[Dataset excerpts — start]

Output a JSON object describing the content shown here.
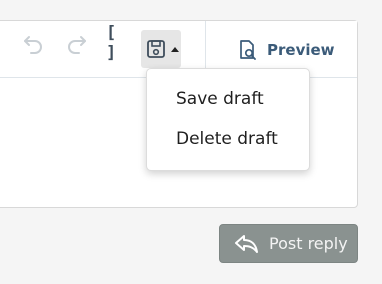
{
  "toolbar": {
    "undo_icon": "undo-icon",
    "redo_icon": "redo-icon",
    "brackets_label": "[ ]",
    "drafts_icon": "floppy-disk-icon",
    "preview_icon": "document-search-icon",
    "preview_label": "Preview"
  },
  "drafts_menu": {
    "items": [
      {
        "label": "Save draft"
      },
      {
        "label": "Delete draft"
      }
    ]
  },
  "actions": {
    "post_reply_icon": "reply-arrow-icon",
    "post_reply_label": "Post reply"
  },
  "colors": {
    "accent": "#3b5b79",
    "button_bg": "#8a9290",
    "disabled_icon": "#c9cfd4"
  }
}
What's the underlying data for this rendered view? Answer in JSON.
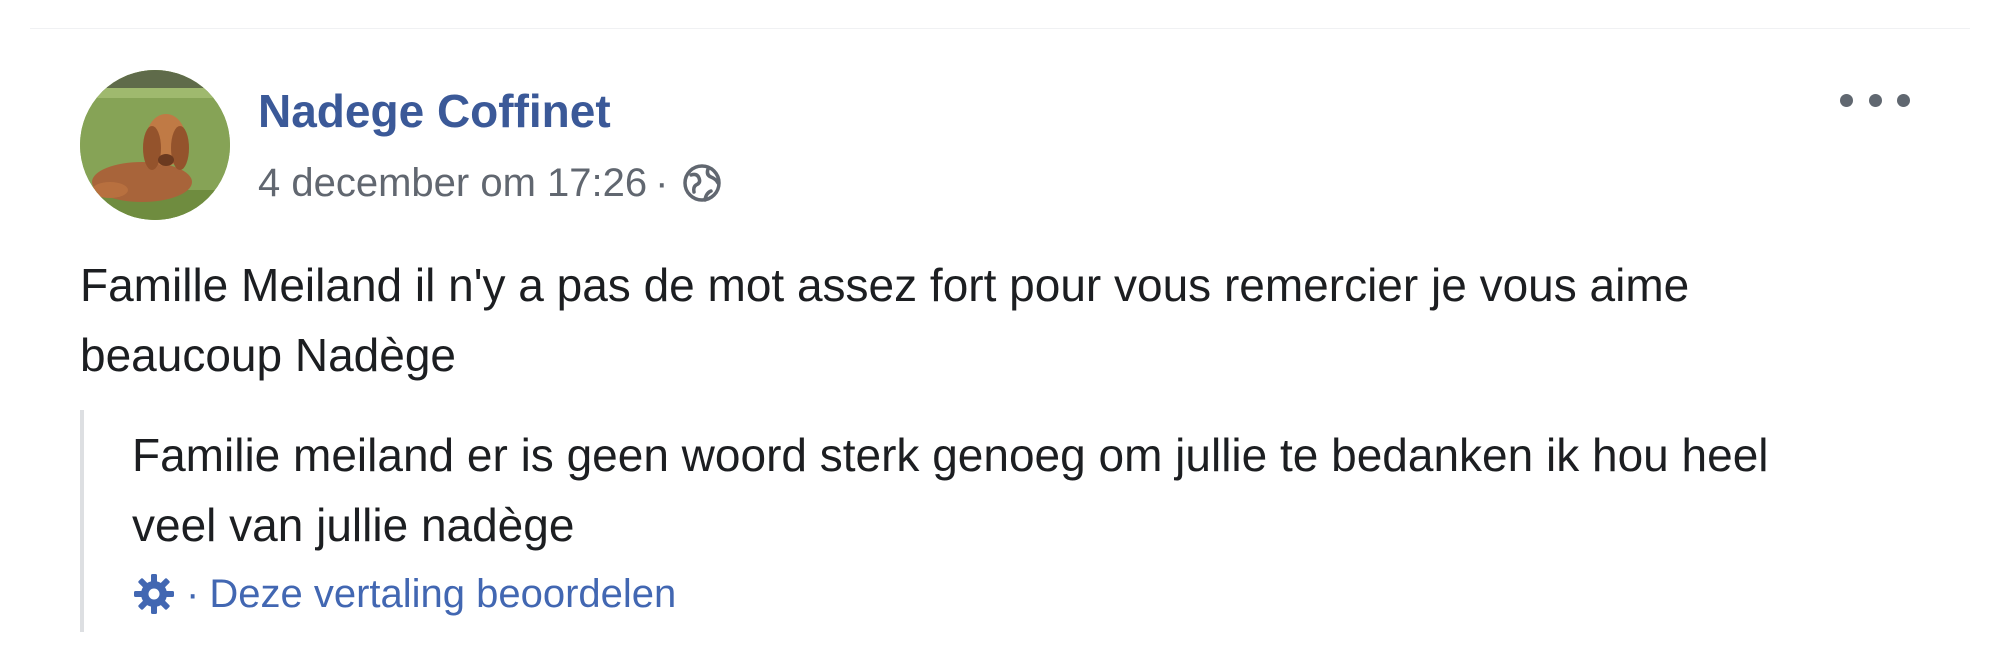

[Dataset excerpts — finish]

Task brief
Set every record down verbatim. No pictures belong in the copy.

Written solution
Output a JSON object describing the content shown here.
{
  "toolbar": {
    "undo_icon": "undo-icon",
    "redo_icon": "redo-icon",
    "brackets_label": "[ ]",
    "drafts_icon": "floppy-disk-icon",
    "preview_icon": "document-search-icon",
    "preview_label": "Preview"
  },
  "drafts_menu": {
    "items": [
      {
        "label": "Save draft"
      },
      {
        "label": "Delete draft"
      }
    ]
  },
  "actions": {
    "post_reply_icon": "reply-arrow-icon",
    "post_reply_label": "Post reply"
  },
  "colors": {
    "accent": "#3b5b79",
    "button_bg": "#8a9290",
    "disabled_icon": "#c9cfd4"
  }
}
What's the underlying data for this rendered view? Answer in JSON.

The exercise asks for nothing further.